Tap here to turn on desktop notifications to get the news sent straight to you.
Narrative of William W. Brown, an American Slave. Incidents in the Life of a Slave Girl. The title page of a slave narrative bears significant clues as to the authorship of the narrative itself. Narratives that Slave trade essays the subject and author of the text as one and the same represent, in the eyes of many scholars, the most authoritative texts in the tradition.
Ask students why it would be important for white readers of the mid-nineteenth century to see the Written by Himself or Herself subtitle in these narratives? Students should understand that identifying a slave narrator as literate and capable of independent literary expression was a powerful way to combat a key proslavery myth, which held that slaves were unself-conscious and incapable of mastering the arts of literacy.
Students should remember that in mid-nineteenth-century America, where many whites had had little or no schooling, literacy was a marker of social prestige and economic power. What is the significance of the prefaces and introductions found in many slave narratives?
Typically, the antebellum Slave trade essays narrative carries a black message inside a white envelope. Prefatory and sometimes appended matter by whites attest to the reliability and good character of the black narrator while calling attention to what the narrative would reveal about the moral abominations of slavery.
In both cases, the prefaces seek to authenticate the veracity of the narratives that follow them. A good question to ask students is, why did these narratives need such prefaces?
What is the plot of most pre-Civil War slave narratives? Usually, the antebellum slave narrator portrays slavery as a condition of extreme physical, intellectual, emotional, and spiritual deprivation, a kind of hell on earth.
Since most antebellum narratives Slave narratives adapt the rite-of-passage story to propagandistic purposes. Students will learn a great deal from some narratives—such as those of Grimes, Bibb, and Northup—about the day-to-day grind of back-breaking agricultural labor that we often associate with slavery.
Such narratives are not always as self-reflective as readers today might like. Students should understand that fugitive slaves could not assume that whites were interested in what they thought or how they felt about matters other than slavery.
Douglass, for instance, spent a crucial part of his boyhood in a port city where he had access to information and had the opportunity to learn to read. In his young manhood he had the opportunity to learn a trade and hire his time in Baltimore.
Wells Brown, another skilled slave, had the advantage of working primarily as a house servant, not a field hand.
Students could ask themselves why slaves with these comparative advantages were the ones who not only risked everything to escape but then wrote so passionately and eloquently about the injustices of their enslavement.

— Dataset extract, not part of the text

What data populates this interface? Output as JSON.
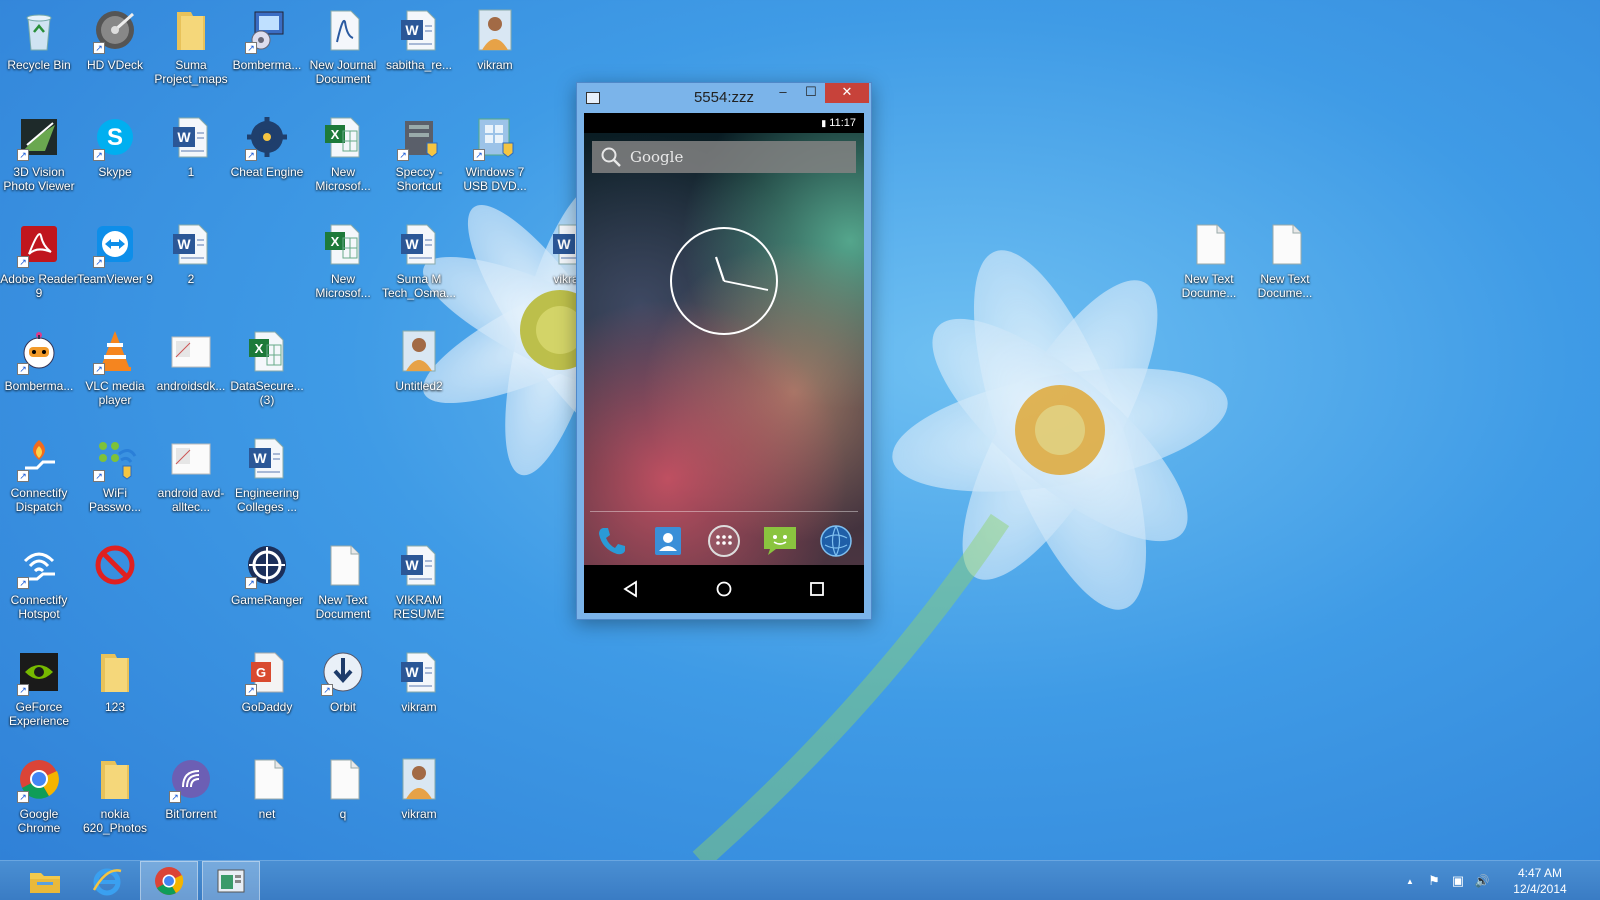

What is the turning-point in a slave narrative? Is it when the slave resolves to escape or when he or she arrives in the North? How does the slave arrive at the decision to escape? Does the narrator portray a process of growing awareness, dissatisfaction, and resistance that culminates in the escape effort?
Most slave narratives portray a process by which the narrator realizes the injustices and dangers facing him or her, tries to resist them—sometimes physically, sometimes through deceit or verbal opposition—but eventually resolves to risk everything for the sake of freedom.
Douglass, on the other hand, refused to disclose the means by which he made his escape, thereby directly contradicting the expectations of the form he himself had adopted.
Why would Douglass make such a decision, knowing his readership wanted to read these kinds of escape accounts in his post-Civil War Life and Times of Frederick Douglass, he explained how he made his way to freedom? How do most slave narratives end? How do they portray life in the North? In some well-known antebellum narratives, the attainment of freedom is signaled not simply by reaching the so-called free states but by renaming oneself Douglass and William Wells Brown make a point of explaining whyfinding employment, marrying, and, in some cases, dedicating significant energy to antislavery activism.
Few slave narratives condemn the widespread racial discrimination and injustice that African Americans endured in the North.The Trans-Atlantic Slave Trade Database has information on almost 36, slaving voyages that forcibly embarked over 10 million Africans for transport to the Americas .
Slave Trade History Hon. Document Based Question Essay For years people have blamed Europeans of the Early Modern Period for slavery, when truly it was not.
At the very beginning of it all, lies the African businessman of the Early Modern Period. leslutinsduphoenix.com provides links and source material related to The Suppression of the African Slave-Trade, the first published scholarly book by William Edward Burghardt DuBois, the African American activist and scholar.
The research for the web site is conducted by Dr. Robert Williams. The Institution of Slave Trade The institution of slave trade and the actual experiences of slavery that occurred in the Caribbean were to form a monumental part of that region's culture, society, and everyday interactions, both in the past and in the present.
- white slave trade was an unmerciful and callous act, just like its counterpart African slave trade. Although,the white slave trade was not as much publicized. The Mediterranean region was downright seized in order to execute the trade.
The Persuasiveness of the Captivity Narrative - As the most influential black American author of his time, in The Interesting Narrative of the Life of Olaudah Equiano, or Gustavas Vassa, the African, Written by Himself, Olaudah Equiano illuminated for the masses many of the inhumanities and atrocities associated with the slave trade that previously had been known only to those more intimately.